It’s a common question at the beginning of this liturgical season. Yet sometimes we can become preoccupied for forty days about what we won’t do again until Easter.
This doesn’t mean that we should not abstain from things of our choosing during Lent. We must, however, do so with a clear understanding of why we are doing so. The gospel reading for this First Sunday of Lent provides us with the example of Christ himself.
It’s a story we hear every year: Jesus retreats to the desert for forty days and is then tempted. Jesus’ purpose? To focus himself intently on how he will serve his Father. This is shown not only in the fact that this retreat precedes his public ministry, but also in the great commitment and resolve he shows against the devil.

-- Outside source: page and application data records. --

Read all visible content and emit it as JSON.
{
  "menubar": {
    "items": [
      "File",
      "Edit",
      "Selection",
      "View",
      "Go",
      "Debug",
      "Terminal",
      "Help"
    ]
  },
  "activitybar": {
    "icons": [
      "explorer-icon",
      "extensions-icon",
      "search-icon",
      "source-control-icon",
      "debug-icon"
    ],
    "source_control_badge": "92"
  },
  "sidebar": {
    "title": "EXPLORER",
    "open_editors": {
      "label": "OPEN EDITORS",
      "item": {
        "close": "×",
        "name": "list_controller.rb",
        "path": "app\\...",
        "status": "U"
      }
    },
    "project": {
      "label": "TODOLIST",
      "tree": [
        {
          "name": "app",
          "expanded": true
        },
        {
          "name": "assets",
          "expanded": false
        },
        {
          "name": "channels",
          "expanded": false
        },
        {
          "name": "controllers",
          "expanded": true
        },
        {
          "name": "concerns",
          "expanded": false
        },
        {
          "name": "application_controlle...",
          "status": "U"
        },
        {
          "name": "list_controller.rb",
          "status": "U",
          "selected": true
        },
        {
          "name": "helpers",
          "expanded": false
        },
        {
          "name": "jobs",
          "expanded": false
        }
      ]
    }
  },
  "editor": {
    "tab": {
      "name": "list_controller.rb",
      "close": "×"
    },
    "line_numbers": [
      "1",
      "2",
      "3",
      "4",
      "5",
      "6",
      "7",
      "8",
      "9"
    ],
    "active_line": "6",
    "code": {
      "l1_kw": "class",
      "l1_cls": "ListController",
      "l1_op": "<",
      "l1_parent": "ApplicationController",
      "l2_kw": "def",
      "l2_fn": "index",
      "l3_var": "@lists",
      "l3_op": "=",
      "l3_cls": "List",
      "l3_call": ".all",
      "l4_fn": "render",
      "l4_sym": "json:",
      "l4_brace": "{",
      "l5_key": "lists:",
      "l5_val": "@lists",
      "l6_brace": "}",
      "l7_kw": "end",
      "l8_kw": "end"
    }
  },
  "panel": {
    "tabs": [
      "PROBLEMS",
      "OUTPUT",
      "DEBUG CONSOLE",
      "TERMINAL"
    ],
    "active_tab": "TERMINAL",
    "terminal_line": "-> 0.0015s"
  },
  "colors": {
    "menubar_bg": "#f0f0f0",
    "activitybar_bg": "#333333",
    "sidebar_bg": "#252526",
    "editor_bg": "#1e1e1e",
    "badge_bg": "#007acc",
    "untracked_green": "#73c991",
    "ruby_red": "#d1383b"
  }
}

So it must be when we engage in the Lenten practices of prayer, fasting and almsgiving. We do these things not simply for the sake of doing so, or because we believe others will think poorly of us if we don’t. Rather, we do so in order to remove the distractions that keep us from focussing intently on God and how we will be Christ to the world. By removing those distractions through prayer, fasting and almsgiving, we create our own “desert”. Like Jesus, Elijah, and many others, this “desert” is a place where we step away from life’s temptations and allow God to speak to us.
It is such a retreat, a period of focussing intently on God that our catechumens also enter into during this Lenten season before their initiation. Please keep Mechelle in your prayers as she is elected by the Bishop and the Diocese to celebrate the Sacraments of Initiation at the Easter Vigil. Don’t forget that all are welcome to come to the rite of election this Sunday, 10 February at 2:00 p.m. at St. Patrick’s Cathedral.
photo: Desert Leader